═════ Records

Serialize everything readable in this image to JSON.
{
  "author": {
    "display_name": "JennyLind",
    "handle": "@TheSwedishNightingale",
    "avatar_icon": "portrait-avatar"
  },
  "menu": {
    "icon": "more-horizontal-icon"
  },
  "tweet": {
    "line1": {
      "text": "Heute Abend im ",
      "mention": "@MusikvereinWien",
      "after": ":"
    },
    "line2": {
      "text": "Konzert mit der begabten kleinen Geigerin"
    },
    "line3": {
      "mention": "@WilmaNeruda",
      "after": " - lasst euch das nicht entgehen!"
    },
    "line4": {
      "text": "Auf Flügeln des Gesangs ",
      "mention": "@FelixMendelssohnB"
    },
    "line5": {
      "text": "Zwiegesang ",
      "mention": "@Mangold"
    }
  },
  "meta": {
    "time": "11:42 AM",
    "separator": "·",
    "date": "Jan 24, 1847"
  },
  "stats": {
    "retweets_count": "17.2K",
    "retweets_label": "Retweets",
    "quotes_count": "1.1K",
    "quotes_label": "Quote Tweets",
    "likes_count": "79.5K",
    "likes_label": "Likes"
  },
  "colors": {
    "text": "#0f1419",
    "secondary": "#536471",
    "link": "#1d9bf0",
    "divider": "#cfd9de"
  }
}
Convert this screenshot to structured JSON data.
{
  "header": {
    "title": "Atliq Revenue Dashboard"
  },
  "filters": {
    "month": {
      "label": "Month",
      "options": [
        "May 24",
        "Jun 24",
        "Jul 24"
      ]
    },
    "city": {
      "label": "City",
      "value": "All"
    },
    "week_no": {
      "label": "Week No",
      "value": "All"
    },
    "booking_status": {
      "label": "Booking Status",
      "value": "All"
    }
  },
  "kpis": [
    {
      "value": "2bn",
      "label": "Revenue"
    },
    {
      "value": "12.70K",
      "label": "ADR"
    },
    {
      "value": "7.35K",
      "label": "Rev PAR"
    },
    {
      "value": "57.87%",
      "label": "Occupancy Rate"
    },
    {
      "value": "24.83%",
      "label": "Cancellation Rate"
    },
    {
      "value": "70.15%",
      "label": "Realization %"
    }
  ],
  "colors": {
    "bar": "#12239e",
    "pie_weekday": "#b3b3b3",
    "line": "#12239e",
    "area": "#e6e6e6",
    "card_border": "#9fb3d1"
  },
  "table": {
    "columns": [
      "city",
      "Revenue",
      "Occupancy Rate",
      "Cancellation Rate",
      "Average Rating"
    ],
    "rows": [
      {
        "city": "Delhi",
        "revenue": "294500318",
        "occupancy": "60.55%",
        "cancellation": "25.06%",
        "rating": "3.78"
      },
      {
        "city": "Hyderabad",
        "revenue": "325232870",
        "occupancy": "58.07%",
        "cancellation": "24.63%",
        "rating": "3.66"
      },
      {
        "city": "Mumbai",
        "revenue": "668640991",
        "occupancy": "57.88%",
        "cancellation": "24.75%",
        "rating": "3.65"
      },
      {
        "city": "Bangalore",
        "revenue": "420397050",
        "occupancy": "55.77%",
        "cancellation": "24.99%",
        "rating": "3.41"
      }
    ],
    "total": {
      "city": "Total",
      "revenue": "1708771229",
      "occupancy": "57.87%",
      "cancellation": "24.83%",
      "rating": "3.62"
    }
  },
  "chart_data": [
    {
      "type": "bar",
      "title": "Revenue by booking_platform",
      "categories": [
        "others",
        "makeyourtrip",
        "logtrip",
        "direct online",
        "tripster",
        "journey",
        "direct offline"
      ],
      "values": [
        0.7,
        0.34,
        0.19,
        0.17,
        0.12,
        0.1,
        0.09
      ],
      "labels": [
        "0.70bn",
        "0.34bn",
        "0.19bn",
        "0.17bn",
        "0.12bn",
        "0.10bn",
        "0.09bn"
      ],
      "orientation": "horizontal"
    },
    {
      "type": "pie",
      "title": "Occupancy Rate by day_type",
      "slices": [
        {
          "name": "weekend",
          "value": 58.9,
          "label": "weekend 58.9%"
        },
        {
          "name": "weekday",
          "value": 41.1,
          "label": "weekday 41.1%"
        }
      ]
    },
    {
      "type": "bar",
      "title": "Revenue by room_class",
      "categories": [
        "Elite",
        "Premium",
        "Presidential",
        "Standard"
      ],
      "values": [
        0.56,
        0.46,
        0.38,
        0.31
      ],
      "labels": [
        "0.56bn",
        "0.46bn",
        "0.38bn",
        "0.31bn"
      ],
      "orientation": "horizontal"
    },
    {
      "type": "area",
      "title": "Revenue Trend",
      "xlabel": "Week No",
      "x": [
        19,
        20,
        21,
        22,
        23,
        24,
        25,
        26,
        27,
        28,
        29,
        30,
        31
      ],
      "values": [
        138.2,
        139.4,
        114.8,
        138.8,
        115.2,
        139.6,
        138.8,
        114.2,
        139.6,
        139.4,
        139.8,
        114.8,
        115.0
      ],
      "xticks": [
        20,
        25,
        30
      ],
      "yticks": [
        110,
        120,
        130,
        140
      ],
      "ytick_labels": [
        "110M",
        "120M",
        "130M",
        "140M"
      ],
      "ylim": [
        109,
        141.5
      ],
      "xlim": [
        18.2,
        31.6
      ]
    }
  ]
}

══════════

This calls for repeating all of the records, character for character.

Response to the exercise:
Serialize everything readable in this image to JSON.
{
  "author": {
    "display_name": "JennyLind",
    "handle": "@TheSwedishNightingale",
    "avatar_icon": "portrait-avatar"
  },
  "menu": {
    "icon": "more-horizontal-icon"
  },
  "tweet": {
    "line1": {
      "text": "Heute Abend im ",
      "mention": "@MusikvereinWien",
      "after": ":"
    },
    "line2": {
      "text": "Konzert mit der begabten kleinen Geigerin"
    },
    "line3": {
      "mention": "@WilmaNeruda",
      "after": " - lasst euch das nicht entgehen!"
    },
    "line4": {
      "text": "Auf Flügeln des Gesangs ",
      "mention": "@FelixMendelssohnB"
    },
    "line5": {
      "text": "Zwiegesang ",
      "mention": "@Mangold"
    }
  },
  "meta": {
    "time": "11:42 AM",
    "separator": "·",
    "date": "Jan 24, 1847"
  },
  "stats": {
    "retweets_count": "17.2K",
    "retweets_label": "Retweets",
    "quotes_count": "1.1K",
    "quotes_label": "Quote Tweets",
    "likes_count": "79.5K",
    "likes_label": "Likes"
  },
  "colors": {
    "text": "#0f1419",
    "secondary": "#536471",
    "link": "#1d9bf0",
    "divider": "#cfd9de"
  }
}
Convert this screenshot to structured JSON data.
{
  "header": {
    "title": "Atliq Revenue Dashboard"
  },
  "filters": {
    "month": {
      "label": "Month",
      "options": [
        "May 24",
        "Jun 24",
        "Jul 24"
      ]
    },
    "city": {
      "label": "City",
      "value": "All"
    },
    "week_no": {
      "label": "Week No",
      "value": "All"
    },
    "booking_status": {
      "label": "Booking Status",
      "value": "All"
    }
  },
  "kpis": [
    {
      "value": "2bn",
      "label": "Revenue"
    },
    {
      "value": "12.70K",
      "label": "ADR"
    },
    {
      "value": "7.35K",
      "label": "Rev PAR"
    },
    {
      "value": "57.87%",
      "label": "Occupancy Rate"
    },
    {
      "value": "24.83%",
      "label": "Cancellation Rate"
    },
    {
      "value": "70.15%",
      "label": "Realization %"
    }
  ],
  "colors": {
    "bar": "#12239e",
    "pie_weekday": "#b3b3b3",
    "line": "#12239e",
    "area": "#e6e6e6",
    "card_border": "#9fb3d1"
  },
  "table": {
    "columns": [
      "city",
      "Revenue",
      "Occupancy Rate",
      "Cancellation Rate",
      "Average Rating"
    ],
    "rows": [
      {
        "city": "Delhi",
        "revenue": "294500318",
        "occupancy": "60.55%",
        "cancellation": "25.06%",
        "rating": "3.78"
      },
      {
        "city": "Hyderabad",
        "revenue": "325232870",
        "occupancy": "58.07%",
        "cancellation": "24.63%",
        "rating": "3.66"
      },
      {
        "city": "Mumbai",
        "revenue": "668640991",
        "occupancy": "57.88%",
        "cancellation": "24.75%",
        "rating": "3.65"
      },
      {
        "city": "Bangalore",
        "revenue": "420397050",
        "occupancy": "55.77%",
        "cancellation": "24.99%",
        "rating": "3.41"
      }
    ],
    "total": {
      "city": "Total",
      "revenue": "1708771229",
      "occupancy": "57.87%",
      "cancellation": "24.83%",
      "rating": "3.62"
    }
  },
  "chart_data": [
    {
      "type": "bar",
      "title": "Revenue by booking_platform",
      "categories": [
        "others",
        "makeyourtrip",
        "logtrip",
        "direct online",
        "tripster",
        "journey",
        "direct offline"
      ],
      "values": [
        0.7,
        0.34,
        0.19,
        0.17,
        0.12,
        0.1,
        0.09
      ],
      "labels": [
        "0.70bn",
        "0.34bn",
        "0.19bn",
        "0.17bn",
        "0.12bn",
        "0.10bn",
        "0.09bn"
      ],
      "orientation": "horizontal"
    },
    {
      "type": "pie",
      "title": "Occupancy Rate by day_type",
      "slices": [
        {
          "name": "weekend",
          "value": 58.9,
          "label": "weekend 58.9%"
        },
        {
          "name": "weekday",
          "value": 41.1,
          "label": "weekday 41.1%"
        }
      ]
    },
    {
      "type": "bar",
      "title": "Revenue by room_class",
      "categories": [
        "Elite",
        "Premium",
        "Presidential",
        "Standard"
      ],
      "values": [
        0.56,
        0.46,
        0.38,
        0.31
      ],
      "labels": [
        "0.56bn",
        "0.46bn",
        "0.38bn",
        "0.31bn"
      ],
      "orientation": "horizontal"
    },
    {
      "type": "area",
      "title": "Revenue Trend",
      "xlabel": "Week No",
      "x": [
        19,
        20,
        21,
        22,
        23,
        24,
        25,
        26,
        27,
        28,
        29,
        30,
        31
      ],
      "values": [
        138.2,
        139.4,
        114.8,
        138.8,
        115.2,
        139.6,
        138.8,
        114.2,
        139.6,
        139.4,
        139.8,
        114.8,
        115.0
      ],
      "xticks": [
        20,
        25,
        30
      ],
      "yticks": [
        110,
        120,
        130,
        140
      ],
      "ytick_labels": [
        "110M",
        "120M",
        "130M",
        "140M"
      ],
      "ylim": [
        109,
        141.5
      ],
      "xlim": [
        18.2,
        31.6
      ]
    }
  ]
}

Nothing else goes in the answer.